◆ Data excerpts:

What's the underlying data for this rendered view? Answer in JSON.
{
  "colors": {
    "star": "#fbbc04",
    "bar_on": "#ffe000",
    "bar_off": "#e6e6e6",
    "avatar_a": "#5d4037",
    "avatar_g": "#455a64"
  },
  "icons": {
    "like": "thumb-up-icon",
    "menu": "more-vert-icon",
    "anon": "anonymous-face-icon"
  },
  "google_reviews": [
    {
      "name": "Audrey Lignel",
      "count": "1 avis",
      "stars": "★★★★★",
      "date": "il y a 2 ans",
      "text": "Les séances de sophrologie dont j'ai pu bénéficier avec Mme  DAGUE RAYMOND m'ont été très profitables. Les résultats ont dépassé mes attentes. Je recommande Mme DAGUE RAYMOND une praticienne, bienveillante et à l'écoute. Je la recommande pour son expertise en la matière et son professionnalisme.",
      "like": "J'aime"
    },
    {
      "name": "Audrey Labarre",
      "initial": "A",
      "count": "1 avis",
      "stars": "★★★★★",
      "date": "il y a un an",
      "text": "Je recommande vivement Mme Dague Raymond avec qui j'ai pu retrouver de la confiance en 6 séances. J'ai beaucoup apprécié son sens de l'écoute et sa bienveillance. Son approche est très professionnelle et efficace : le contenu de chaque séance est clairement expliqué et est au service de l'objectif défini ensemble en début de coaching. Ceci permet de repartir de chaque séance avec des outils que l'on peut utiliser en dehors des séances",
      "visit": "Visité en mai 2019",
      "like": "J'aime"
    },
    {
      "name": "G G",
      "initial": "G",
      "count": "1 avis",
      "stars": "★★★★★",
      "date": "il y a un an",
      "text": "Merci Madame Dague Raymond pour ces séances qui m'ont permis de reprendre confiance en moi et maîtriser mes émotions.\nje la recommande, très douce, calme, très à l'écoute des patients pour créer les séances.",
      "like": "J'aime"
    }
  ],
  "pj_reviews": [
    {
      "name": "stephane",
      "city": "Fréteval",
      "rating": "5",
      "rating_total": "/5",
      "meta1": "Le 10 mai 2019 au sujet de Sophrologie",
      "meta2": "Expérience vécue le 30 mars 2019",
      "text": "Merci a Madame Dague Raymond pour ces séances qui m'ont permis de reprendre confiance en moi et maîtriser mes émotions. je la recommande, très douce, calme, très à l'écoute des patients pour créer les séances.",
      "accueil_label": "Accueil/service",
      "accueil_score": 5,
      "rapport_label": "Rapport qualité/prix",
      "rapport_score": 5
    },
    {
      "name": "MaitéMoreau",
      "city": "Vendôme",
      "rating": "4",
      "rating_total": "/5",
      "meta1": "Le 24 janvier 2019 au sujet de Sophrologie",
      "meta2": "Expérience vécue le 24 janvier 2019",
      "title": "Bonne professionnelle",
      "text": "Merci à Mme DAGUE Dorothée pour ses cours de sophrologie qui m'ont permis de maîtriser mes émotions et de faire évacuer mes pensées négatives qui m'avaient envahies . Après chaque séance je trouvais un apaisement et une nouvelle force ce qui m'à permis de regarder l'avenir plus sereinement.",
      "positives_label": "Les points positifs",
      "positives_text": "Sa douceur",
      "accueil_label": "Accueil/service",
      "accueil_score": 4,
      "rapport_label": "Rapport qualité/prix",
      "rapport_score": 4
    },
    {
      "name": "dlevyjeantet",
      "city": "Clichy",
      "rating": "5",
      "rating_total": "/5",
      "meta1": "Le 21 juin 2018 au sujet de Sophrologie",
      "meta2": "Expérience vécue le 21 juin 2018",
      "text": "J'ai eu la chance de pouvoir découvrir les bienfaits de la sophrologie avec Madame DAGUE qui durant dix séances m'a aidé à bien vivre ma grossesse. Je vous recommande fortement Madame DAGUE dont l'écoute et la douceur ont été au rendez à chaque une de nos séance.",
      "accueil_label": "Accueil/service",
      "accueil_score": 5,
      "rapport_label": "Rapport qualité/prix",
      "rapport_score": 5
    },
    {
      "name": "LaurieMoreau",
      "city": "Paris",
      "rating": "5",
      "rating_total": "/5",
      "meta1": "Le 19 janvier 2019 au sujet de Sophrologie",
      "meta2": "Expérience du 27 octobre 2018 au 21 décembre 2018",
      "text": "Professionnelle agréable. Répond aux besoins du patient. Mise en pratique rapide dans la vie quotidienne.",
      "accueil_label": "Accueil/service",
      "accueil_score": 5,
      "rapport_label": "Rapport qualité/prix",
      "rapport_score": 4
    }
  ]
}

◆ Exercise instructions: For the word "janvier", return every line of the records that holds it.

◆ Answer to the problem:
      "meta1": "Le 24 janvier 2019 au sujet de Sophrologie",
      "meta2": "Expérience vécue le 24 janvier 2019",
      "meta1": "Le 19 janvier 2019 au sujet de Sophrologie",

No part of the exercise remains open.